He noted the wallet while seated at the bench.

It was laying there, the leather soaking through in the puddle. He wasn’t sure if it had dropped there recently or not, because he hadn’t been paying attention to it until this point.

Still, it was best not to leave it there. He made to stand up.

Then a teenager ran, eyes frantic. When he saw the wallet, he made a beeline for it, picking it up as he kept going.

That was that. The man sat back down on the bench and stayed out of the rain.

That’s another story altogether

He met his grandmother the day after his mother did for the first time. Or second. It was hard to tell. Apparently she was two when her mother had disappeared.

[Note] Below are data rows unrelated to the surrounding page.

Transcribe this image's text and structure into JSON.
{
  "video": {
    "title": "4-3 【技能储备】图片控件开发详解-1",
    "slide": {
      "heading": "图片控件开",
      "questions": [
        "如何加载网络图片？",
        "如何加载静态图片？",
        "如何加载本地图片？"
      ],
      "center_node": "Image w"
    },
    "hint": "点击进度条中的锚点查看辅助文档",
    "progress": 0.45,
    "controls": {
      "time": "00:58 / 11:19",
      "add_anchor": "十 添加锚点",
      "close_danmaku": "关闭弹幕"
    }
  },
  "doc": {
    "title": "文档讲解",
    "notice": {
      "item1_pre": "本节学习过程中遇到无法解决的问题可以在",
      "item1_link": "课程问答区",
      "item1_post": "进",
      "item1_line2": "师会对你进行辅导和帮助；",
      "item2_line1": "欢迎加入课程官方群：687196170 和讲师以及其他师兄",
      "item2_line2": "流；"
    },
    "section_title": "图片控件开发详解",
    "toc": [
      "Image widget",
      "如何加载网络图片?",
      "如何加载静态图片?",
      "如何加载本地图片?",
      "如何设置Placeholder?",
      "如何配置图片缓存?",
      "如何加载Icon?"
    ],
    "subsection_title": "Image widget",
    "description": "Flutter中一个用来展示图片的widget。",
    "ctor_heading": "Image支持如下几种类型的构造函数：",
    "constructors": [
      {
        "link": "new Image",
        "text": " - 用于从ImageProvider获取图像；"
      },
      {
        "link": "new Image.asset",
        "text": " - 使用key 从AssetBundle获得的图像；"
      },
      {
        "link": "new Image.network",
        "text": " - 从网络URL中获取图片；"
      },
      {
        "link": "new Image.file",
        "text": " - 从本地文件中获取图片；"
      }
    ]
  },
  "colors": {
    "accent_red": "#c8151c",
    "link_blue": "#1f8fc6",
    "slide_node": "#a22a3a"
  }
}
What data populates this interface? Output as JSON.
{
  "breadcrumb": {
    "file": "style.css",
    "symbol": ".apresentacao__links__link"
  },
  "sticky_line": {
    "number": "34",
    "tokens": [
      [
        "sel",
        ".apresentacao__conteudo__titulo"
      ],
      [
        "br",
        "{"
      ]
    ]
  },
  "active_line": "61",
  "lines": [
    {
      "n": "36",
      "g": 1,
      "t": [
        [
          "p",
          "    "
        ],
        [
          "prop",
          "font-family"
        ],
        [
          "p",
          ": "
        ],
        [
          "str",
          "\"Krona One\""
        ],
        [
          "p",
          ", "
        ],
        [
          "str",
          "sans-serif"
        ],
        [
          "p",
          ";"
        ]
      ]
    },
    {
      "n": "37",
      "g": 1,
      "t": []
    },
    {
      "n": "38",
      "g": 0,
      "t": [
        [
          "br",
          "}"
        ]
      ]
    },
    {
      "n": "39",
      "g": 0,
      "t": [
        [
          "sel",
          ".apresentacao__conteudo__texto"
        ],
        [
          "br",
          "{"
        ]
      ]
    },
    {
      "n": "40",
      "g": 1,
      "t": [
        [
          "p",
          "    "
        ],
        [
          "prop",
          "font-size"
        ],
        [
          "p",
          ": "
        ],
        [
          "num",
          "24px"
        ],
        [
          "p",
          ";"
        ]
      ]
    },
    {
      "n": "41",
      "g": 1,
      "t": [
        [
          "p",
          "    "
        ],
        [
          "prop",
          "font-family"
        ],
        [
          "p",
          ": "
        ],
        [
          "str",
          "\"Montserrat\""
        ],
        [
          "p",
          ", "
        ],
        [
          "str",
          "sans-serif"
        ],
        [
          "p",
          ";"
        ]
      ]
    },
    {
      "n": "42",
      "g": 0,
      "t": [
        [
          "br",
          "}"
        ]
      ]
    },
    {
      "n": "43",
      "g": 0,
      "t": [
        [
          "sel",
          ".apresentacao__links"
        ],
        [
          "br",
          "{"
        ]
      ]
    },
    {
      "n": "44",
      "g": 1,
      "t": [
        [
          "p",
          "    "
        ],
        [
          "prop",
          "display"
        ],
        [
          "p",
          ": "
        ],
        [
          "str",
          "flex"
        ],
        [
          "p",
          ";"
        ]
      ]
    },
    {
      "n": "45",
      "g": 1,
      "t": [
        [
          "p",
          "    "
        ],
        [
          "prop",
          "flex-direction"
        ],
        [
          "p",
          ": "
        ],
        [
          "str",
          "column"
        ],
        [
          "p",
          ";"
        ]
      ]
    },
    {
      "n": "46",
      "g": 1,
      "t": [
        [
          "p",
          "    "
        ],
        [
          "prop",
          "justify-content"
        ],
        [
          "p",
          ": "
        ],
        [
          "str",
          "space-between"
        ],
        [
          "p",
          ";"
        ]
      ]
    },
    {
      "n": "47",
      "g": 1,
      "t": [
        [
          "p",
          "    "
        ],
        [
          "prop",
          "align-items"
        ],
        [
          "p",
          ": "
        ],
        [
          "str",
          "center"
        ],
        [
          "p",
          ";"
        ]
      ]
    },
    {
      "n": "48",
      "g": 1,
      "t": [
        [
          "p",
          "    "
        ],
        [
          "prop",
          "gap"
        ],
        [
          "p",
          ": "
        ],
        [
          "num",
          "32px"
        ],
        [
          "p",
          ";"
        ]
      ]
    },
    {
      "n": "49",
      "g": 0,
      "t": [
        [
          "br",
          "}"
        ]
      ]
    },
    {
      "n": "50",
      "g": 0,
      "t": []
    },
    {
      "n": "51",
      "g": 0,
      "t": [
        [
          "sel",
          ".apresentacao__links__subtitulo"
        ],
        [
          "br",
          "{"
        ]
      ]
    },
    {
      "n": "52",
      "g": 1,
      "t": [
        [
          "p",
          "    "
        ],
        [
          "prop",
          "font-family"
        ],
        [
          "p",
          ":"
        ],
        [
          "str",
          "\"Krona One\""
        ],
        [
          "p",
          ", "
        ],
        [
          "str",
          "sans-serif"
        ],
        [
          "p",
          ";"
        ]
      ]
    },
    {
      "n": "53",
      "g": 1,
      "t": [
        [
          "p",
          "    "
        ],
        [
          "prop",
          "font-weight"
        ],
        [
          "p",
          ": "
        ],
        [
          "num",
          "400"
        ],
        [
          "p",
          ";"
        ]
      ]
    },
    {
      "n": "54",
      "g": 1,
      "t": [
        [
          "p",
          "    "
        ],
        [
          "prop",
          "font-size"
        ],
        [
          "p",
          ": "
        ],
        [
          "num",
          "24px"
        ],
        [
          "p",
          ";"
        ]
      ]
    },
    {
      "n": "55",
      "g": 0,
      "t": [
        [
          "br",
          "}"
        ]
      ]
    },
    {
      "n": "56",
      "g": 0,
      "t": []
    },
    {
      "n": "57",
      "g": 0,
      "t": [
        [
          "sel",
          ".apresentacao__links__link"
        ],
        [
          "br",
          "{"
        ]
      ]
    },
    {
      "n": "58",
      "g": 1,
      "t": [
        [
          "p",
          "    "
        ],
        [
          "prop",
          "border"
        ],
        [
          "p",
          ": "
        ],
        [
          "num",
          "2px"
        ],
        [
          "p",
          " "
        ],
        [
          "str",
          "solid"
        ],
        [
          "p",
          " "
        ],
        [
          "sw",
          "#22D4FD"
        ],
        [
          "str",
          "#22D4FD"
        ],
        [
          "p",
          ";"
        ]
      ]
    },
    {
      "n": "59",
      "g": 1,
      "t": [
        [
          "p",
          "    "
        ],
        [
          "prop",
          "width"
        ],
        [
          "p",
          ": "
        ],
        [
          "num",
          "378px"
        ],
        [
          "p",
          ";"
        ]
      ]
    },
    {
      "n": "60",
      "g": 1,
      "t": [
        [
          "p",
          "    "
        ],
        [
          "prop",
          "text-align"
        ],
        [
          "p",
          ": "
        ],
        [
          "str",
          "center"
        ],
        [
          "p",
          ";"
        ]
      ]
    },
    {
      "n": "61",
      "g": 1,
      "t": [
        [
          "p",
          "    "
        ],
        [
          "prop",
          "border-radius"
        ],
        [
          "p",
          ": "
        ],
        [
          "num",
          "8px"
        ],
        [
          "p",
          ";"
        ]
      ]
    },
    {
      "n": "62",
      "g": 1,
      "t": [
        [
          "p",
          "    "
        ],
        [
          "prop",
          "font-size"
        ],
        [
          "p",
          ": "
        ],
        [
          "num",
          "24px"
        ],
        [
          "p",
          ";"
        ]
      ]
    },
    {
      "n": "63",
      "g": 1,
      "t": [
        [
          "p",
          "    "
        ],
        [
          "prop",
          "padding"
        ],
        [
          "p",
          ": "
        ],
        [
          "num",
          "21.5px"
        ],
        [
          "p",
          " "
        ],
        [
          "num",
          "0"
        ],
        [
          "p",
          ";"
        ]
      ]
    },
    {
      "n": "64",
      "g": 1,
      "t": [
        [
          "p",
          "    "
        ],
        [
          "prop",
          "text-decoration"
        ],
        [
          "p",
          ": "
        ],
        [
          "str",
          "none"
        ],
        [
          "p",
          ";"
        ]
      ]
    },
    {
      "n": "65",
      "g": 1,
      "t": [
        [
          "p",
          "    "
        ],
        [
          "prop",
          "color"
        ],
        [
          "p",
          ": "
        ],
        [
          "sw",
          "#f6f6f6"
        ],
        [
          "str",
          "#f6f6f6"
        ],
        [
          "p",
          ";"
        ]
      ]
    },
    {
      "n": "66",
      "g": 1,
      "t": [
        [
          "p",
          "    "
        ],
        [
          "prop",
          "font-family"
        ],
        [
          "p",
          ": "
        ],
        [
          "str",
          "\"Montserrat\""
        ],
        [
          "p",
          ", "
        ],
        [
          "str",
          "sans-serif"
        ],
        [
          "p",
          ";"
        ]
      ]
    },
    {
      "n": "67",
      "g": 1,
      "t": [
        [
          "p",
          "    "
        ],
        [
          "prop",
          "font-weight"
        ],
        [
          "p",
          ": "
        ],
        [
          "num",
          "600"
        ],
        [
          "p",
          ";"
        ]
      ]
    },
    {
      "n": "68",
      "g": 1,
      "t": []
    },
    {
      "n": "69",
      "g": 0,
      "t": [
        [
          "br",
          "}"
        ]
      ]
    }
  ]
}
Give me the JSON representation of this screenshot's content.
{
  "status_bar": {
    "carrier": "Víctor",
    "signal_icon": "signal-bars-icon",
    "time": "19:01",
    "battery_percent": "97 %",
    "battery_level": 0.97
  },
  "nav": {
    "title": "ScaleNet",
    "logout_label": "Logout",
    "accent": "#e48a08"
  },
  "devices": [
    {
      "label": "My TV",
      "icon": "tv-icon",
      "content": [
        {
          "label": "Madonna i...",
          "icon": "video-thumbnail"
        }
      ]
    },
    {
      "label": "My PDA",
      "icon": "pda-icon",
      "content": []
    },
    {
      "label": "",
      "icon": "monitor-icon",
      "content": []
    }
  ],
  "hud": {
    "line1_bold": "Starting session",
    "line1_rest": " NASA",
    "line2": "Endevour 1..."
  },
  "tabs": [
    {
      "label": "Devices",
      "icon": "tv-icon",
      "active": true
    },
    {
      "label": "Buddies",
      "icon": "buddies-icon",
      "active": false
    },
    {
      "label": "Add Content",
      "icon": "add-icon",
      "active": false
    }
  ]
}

His first question tumbled out of his mouth before he could even consider being tactful. “So did you abandon her or what? She never said.”

The old woman didn’t seem phased. She shared his mother’s eyes, he could see the similarity there, so striking, but unlike his mother who was quick to temper, his grandmother didn’t appear to follow that suit. At least, not right now. “I was beaten into a coma and don’t remember the first twenty years of my life still. Now, let’s look at you, smart mouth.”

He didn’t have a word to say to that, as she pulled him in to give him a good once over.
She might have been unphased, but he certainly wasn’t anymore.

Disbelief would be my first feeling too

When he found a stack of bills at the bus stop, he didn’t know what to make of it. He could barely feel his fingers, it was so cold. He almost left it there when the bus drove up, because it had to be fake. Then again, what was the matter with picking up the fake bills?

Then again, that’s probably what made him miss his bus as he went to the nearby police station instead.

“I’d like to report finding a missing… item?” He didn’t know exactly what to say about that.

The woman on the other side looked tired, as if she were at the end of a longer than normal shift. “All right. What-”

He placed the bills on the counter, starting to feel his fingers again. “I found these at the bus stop on North a few minutes ago. I was the only one waiting, didn’t see anyone else.”

There was a moment when she looked a bit surprised, followed by a genuine smile. She pulled a bag out to put the money in, writing on the outside of it. “Thank you.”

With a nod, he returned the smile as he rubbed his hands. “Do you think I can wait inside here until the next bus comes?”